**Directions:**
Which of the lines below include the word "MxOnline"? Pull each one out.

===== Records for processing =====

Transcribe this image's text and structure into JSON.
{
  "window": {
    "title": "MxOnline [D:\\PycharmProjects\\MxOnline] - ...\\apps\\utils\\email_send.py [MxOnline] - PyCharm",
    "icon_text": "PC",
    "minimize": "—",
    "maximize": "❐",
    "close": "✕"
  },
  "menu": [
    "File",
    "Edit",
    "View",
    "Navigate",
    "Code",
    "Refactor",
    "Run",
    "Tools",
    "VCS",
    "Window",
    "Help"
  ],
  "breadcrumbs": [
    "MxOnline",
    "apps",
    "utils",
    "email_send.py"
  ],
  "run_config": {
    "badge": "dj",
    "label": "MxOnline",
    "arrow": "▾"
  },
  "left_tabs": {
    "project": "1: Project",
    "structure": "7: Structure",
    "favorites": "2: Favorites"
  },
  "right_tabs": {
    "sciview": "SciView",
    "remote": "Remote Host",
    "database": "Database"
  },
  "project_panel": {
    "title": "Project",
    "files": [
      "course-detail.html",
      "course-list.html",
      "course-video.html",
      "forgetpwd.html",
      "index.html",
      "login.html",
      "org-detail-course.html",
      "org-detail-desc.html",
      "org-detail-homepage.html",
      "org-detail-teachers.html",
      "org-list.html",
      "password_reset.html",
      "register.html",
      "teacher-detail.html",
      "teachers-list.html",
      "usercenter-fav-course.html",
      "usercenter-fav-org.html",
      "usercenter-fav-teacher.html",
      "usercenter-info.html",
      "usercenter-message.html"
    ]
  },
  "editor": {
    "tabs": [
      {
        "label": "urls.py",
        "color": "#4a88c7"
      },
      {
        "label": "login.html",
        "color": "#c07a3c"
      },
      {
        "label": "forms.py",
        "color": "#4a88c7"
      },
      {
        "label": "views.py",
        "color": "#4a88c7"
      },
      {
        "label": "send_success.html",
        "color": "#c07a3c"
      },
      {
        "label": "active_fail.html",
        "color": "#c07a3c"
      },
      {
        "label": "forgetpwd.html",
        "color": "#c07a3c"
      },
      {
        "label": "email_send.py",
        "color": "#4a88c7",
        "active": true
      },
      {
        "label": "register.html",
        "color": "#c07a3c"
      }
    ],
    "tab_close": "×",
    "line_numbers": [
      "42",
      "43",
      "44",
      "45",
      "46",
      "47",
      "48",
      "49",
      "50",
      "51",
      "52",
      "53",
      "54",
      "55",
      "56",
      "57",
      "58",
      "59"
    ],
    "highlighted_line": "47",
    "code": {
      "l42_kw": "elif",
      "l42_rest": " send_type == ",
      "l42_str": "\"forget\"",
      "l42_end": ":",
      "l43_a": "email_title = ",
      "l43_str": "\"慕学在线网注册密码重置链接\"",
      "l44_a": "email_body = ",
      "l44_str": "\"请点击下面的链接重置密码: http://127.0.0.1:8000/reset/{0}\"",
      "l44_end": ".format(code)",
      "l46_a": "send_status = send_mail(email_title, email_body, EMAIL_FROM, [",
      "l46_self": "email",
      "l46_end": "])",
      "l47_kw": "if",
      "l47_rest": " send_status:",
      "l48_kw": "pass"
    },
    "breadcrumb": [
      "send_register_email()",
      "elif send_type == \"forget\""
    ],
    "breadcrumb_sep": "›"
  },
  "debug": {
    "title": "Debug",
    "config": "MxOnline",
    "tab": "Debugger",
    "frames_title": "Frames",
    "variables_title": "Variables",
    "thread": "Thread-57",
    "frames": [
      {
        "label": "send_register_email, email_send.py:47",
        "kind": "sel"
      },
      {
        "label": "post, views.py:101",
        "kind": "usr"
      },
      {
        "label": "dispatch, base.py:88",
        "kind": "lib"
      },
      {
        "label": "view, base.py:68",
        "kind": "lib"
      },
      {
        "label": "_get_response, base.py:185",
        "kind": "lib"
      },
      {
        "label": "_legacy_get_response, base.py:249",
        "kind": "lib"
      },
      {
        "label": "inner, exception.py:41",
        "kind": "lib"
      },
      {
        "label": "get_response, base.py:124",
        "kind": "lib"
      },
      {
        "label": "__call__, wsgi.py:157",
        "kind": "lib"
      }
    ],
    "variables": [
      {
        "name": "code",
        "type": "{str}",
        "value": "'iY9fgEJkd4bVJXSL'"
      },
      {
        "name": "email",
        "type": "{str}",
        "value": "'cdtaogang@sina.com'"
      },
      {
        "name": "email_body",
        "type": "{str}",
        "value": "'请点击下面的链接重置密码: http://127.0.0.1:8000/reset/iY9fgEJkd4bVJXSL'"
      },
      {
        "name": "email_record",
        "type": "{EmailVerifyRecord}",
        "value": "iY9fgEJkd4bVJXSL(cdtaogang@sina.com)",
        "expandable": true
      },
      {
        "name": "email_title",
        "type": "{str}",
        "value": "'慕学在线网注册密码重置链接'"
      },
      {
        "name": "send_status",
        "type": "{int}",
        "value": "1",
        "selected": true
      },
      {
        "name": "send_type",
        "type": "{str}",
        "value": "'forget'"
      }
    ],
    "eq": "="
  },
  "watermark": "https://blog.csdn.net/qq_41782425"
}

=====

**Exercise response:**
    "title": "MxOnline [D:\\PycharmProjects\\MxOnline] - ...\\apps\\utils\\email_send.py [MxOnline] - PyCharm",
    "MxOnline",
    "label": "MxOnline",
    "config": "MxOnline",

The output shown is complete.